SHARE
COPY LINK

RAPE

Police interview DSK’s ex-wife in Banon case

Police have questioned Dominique Strauss-Kahn's ex-wife, Brigitte Guillemette, as part of an investigation into a French writer's claims he tried to rape her in 2003, a judicial source said Monday.

Guillemette is the godmother of journalist Tristane Banon, 32, who has lodged a formal complaint against the former International Monetary Fund chief awaiting his next court appearance in New York on a sex assault case there.

Detectives from the violent crimes squad interviewed his ex-wife on Friday, a source said, confirming a report on the Le Point news magazine website.

Banon’s mother, Anne Mansouret, has said recently in several press interviews that she had contacted Strauss-Kahn’s ex-wife shortly after the alleged sexual assault on her daughter.

Banon accuses Strauss-Kahn of attacking her during an interview in February 2003 in a central Paris flat. She was herself questioned by police on July 11.

Police also interviewed Friday an online journalist who had worked with Banon, the source said.

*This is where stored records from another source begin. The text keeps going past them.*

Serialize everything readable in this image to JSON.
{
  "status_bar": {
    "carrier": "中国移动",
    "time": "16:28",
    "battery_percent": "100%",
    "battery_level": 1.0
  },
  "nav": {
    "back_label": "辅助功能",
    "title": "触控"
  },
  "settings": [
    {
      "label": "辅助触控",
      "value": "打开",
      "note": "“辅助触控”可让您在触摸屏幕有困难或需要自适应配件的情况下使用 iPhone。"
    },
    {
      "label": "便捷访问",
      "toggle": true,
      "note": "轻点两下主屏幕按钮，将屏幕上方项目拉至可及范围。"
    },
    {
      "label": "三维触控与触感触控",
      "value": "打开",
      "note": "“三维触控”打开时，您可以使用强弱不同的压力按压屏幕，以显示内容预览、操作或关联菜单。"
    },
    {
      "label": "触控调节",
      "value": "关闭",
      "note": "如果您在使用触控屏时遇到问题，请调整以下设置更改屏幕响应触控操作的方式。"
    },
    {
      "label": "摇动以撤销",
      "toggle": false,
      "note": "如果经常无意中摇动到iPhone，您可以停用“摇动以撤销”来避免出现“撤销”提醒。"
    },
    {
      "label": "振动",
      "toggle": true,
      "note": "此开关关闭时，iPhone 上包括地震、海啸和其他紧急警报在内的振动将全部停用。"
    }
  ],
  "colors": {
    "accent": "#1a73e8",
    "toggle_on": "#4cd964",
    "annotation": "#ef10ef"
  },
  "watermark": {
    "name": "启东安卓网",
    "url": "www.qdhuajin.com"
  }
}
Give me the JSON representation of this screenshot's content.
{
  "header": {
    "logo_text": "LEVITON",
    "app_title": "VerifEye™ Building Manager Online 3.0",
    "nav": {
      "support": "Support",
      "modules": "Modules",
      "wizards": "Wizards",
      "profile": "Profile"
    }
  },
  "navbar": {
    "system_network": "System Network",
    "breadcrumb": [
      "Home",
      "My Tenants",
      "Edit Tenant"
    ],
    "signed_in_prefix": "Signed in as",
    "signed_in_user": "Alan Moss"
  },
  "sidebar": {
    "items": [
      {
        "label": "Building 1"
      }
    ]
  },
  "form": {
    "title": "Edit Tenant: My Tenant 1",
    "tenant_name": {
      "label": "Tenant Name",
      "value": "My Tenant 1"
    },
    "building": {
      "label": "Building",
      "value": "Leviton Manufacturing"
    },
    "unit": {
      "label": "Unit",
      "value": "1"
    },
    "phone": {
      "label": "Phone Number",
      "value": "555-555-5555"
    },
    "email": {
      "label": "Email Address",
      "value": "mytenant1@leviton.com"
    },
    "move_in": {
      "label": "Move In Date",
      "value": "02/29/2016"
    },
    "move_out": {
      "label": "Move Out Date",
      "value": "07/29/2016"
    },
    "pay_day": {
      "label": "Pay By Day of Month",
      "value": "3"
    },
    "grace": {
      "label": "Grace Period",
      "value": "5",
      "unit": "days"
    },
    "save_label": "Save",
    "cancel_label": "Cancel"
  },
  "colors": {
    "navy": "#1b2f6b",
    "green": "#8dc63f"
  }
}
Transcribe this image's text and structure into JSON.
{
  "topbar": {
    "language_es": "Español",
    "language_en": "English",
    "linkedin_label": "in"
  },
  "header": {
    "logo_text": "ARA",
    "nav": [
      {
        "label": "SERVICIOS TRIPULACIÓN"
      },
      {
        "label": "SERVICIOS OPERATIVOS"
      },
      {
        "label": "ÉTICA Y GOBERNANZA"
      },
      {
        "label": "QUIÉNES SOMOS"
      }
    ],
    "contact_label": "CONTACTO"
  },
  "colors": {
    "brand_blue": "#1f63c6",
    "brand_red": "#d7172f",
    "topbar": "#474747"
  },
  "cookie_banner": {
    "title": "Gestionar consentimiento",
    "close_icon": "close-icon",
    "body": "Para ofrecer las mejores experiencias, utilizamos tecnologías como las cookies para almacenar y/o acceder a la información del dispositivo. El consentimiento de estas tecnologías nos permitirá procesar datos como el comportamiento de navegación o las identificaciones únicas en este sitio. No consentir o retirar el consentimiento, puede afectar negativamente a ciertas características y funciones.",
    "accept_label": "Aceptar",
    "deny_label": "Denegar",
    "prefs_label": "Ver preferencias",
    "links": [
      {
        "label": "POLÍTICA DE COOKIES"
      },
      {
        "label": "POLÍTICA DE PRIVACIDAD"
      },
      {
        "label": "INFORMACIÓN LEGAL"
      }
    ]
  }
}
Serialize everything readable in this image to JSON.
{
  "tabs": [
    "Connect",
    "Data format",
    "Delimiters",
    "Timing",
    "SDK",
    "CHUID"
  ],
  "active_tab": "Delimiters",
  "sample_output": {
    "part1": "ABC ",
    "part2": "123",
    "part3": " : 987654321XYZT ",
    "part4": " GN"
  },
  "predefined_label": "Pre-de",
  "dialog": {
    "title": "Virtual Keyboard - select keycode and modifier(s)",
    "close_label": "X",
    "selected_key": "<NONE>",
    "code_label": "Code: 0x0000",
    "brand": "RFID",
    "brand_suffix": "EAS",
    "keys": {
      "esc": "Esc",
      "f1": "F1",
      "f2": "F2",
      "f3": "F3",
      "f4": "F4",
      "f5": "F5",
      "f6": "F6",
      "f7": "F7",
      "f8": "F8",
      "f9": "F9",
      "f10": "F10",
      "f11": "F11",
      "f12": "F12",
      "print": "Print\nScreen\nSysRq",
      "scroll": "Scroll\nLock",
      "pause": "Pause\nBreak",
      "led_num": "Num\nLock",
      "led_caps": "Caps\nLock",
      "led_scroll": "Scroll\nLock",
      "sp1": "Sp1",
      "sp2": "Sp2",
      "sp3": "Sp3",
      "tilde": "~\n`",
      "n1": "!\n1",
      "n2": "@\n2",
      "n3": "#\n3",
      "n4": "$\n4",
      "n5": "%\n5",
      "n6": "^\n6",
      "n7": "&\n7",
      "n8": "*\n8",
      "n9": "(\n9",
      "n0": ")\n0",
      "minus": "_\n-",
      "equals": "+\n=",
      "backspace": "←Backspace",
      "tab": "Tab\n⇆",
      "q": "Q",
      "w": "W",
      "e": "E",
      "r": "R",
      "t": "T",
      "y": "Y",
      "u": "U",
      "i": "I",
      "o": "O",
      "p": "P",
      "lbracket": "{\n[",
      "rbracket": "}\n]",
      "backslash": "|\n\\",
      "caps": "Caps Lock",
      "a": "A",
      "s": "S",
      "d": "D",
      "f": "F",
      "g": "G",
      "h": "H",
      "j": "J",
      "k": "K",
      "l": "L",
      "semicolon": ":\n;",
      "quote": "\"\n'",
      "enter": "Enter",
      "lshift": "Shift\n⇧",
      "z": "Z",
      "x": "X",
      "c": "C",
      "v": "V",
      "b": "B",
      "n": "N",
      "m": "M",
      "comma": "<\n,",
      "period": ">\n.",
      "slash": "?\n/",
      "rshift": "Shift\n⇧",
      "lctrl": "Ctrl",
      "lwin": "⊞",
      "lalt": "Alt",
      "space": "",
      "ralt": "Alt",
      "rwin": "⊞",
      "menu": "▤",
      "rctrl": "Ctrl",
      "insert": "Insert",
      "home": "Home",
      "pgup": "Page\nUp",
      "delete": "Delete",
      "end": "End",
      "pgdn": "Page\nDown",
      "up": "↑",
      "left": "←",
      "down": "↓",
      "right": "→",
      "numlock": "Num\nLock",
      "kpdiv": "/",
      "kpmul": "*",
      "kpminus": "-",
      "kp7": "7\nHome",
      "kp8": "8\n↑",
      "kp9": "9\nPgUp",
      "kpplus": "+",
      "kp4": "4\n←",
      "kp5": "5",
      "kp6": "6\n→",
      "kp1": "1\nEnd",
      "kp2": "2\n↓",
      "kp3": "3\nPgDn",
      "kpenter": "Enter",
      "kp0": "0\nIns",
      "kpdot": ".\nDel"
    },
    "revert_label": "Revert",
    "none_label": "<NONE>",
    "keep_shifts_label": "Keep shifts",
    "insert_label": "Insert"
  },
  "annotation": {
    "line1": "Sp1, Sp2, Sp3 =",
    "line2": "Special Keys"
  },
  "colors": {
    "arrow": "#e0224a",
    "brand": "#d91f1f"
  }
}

Prosecutors will later decide whether to charge the 62-year-old Socialist politician, who was at one time expected to challenge Nicolas Sarkozy in next year’s presidential election.

Strauss-Kahn faces criminal charges in New York for allegedly trying to rape a 32-year-old hotel maid in May, which he denies.

He has also dismissed Banon’s claims and his lawyers said they have filed a lawsuit for defamation against the young writer, who in a 2007 television interview accused Strauss-Kahn of trying to force himself on her “like a rutting chimpanzee.”

Strauss-Kahn’s name was bleeped out but Banon has since confirmed in a separate interview she was referring to him.

A source to close to the Banon investigation said Monday that Francois Hollande, the former head of the Socialist Party and a candidate for president in the party’s primary this year, is expected to be questioned by police soon.

The Figaro newspaper indicated the interview would take place in early September.

Both Banon and her mother have said Hollande was told about the young woman’s claims against Strauss-Kahn, but he has said he did not know in detail what allegedly happened.

Member comments

Log in here to leave a comment.
Become a Member to leave a comment.

TRIAL

Ghosn trial may be delayed until next year: Japanese media

Former Nissan chief Carlos Ghosn's trial, which was expected to begin in September, will be delayed, local media said Saturday, hinting that it may not start this year.

Ghosn trial may be delayed until next year: Japanese media
Former Nissan chief Carlos Ghosn leaving a detention centre on Thursday. Photo: Behrouz Mehri / AFP
The 65-year-old tycoon, currently on bail, is preparing for his trial on four charges of financial misconduct ranging from concealing part of his salary from shareholders to syphoning off Nissan funds for his personal use.
   
The Tokyo District Court had proposed to start his trial in September during its pre-trial meetings with his defence lawyers and prosecutors, news reports said, quoting unnamed sources.
   
But the court told the lawyers and prosecutors on Friday that it had retracted the plan without proposing a new time frame, Kyodo News said, adding that the move could mean the trial will not start this year.
   
The court also decided not to separate the trial for Ghosn, his close aide Greg Kelly and Nissan — all indicted on the charge of violating the financial instruments law by underreporting Ghosn's compensation, according to Kyodo.
   
His lawyers have so far demanded he be tried separately from Nissan and have voiced fears he will not receive a fair trial.
   
The Sankei Shimbun also said prosecutors gave up filing an appeal to the Supreme Court against his bail, a move to erasing a chance of his return to jail unless he is arrested again on fresh charges. Immediate confirmation of the news reports was not available.
   
On Thursday, Ghosn exited his Tokyo detention centre after accepting bail of $4.5 million under strict conditions, including restrictions on seeing his wife.
   
His case has captivated Japan and the business community with its multiple twists and turns, as well as shone a spotlight on the Japanese justice system which critics say is overly harsh.
   
Ghosn denies all the charges, with a spokesperson for the executive saying on Monday he would “vigorously defend himself against these baseless accusations and fully expects to be vindicated”.
   
In a statement hours after his release, Ghosn said: “No person should ever be indefinitely held in solitary confinement for the purpose of being forced into making a confession.”
   
The dramatic case has thrown international attention onto the Japanese justice system, derided by critics as “hostage justice” as it allows prolonged detention and relies heavily on suspects' confessions.
SHOW COMMENTS